What many people do not know about depression is that it a sickness, just like the flu. Depression is not something to be ashamed of, just like the flu is not something to be ashamed of. People really love statistics, so I’ll throw one out there about depression: 10% of Americans suffer from depression, so if you suffer from this disease in one way or another, do not think that you’re the only one. That is why I feel comfortable sharing my story with the world.
Honestly, after having gone through such a long stretch of time of feeling depressed, I have a new outlook on life. I no longer take what I have for granted. I am thankful for all that God has given me and for allowing me to fight past the depression and ultimately letting me live, and I thank Him every day for it.
If any of you are feeling anything remotely similar to how I felt, TELL SOMEBODY! Do not let your emotions take over your body! The first step to overcoming this is being honest with yourself and your emotions, but then the second step is telling somebody. You all have so many people who care about you and love you, and you all have so much to live for!
All you need to do is tell that first person, and things will start to get better. I promise!
I ask that you please share my story by clicking the “like” button or pressing “share,” because I want people to learn from my story — to give people who are suffering similar symptoms to the ones that I was having hope for a better future. Because all you need to do is tell that first person, and things will start to get better. I promise!
Thank you for reading this post even though it was super long. I hope you learned something from it and/or received hope by reading this. Have an amazing day!
Please feel free to share your own story, or to post an encouraging message to my friend’s son in the comments thread below.
Parents of Suicidal Teens Say They Feel Alone. Here Are Resources to Help. by Jody Allard (Washington Post)
Unacceptable Loss: Let the call every parent fears — a child’s suicide — be a wake-up call for other parents, by Tina Guidry Patterson (Nashville Scene)
10 Reasons Teens Avoid Telling Their Parents About Suicidal Thoughts, by Stacey Freedenthal, PhD (Speaking of Suicide)
2 thoughts on “A Teenager’s Brave Message to Anyone Thinking of Suicide”
I will start with the sharing: From age 21 to 26, I was another person. Angry, hopeless, profoundly insecure, afraid, and so so sad. I cried constantly, for hours at a time. I felt disgust when I thought about myself and my life, and I was sure that it was too late to fix things. It was inexplicable and bewildering. I had resources: Loving family, devoted friends, an education. I played frisbee and was learning to fly planes. But too often, it all seemed like nothing. What helped? Counseling, definitely. But besides that, I’m not entirely sure. There are still minutes and days when I feel shadows of that terrible existential revulsion. But all is 95% well, and I have to thank anyone who knew me then and stuck around. You know who you are.
More importantly: Kudos to this young man for sharing this searing description of what it’s like to live inside a burning brain and make his way back out.
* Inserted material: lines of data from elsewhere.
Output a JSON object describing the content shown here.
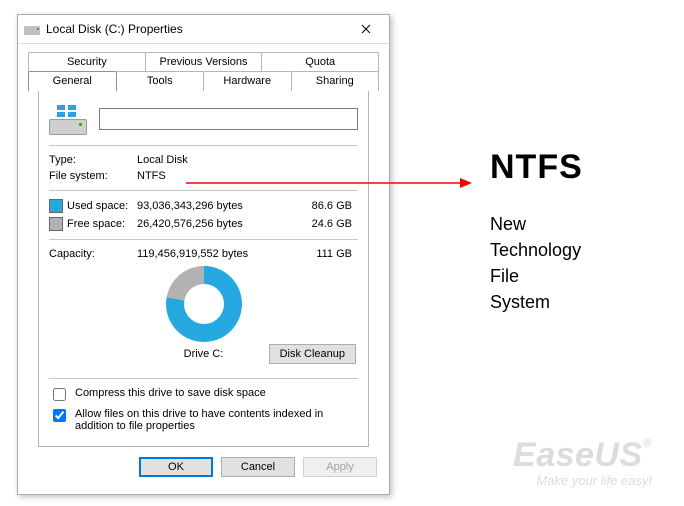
{
  "window_title": "Local Disk (C:) Properties",
  "tabs_row1": [
    "Security",
    "Previous Versions",
    "Quota"
  ],
  "tabs_row2": [
    "General",
    "Tools",
    "Hardware",
    "Sharing"
  ],
  "active_tab": "General",
  "name_value": "",
  "type_label": "Type:",
  "type_value": "Local Disk",
  "fs_label": "File system:",
  "fs_value": "NTFS",
  "used_label": "Used space:",
  "used_bytes": "93,036,343,296 bytes",
  "used_gb": "86.6 GB",
  "free_label": "Free space:",
  "free_bytes": "26,420,576,256 bytes",
  "free_gb": "24.6 GB",
  "capacity_label": "Capacity:",
  "capacity_bytes": "119,456,919,552 bytes",
  "capacity_gb": "111 GB",
  "drive_caption": "Drive C:",
  "cleanup_label": "Disk Cleanup",
  "compress_label": "Compress this drive to save disk space",
  "compress_checked": false,
  "index_label": "Allow files on this drive to have contents indexed in addition to file properties",
  "index_checked": true,
  "ok_label": "OK",
  "cancel_label": "Cancel",
  "apply_label": "Apply",
  "callout": {
    "title": "NTFS",
    "lines": [
      "New",
      "Technology",
      "File",
      "System"
    ]
  },
  "watermark": {
    "brand": "EaseUS",
    "tagline": "Make your life easy!"
  }
}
You are my hero. Vulnerability, self-awareness, and honesty equal resilience. Live long and prosper! And please keep writing your wise words. You have a gift.
This is an eye opener for so many. Thank you for sharing.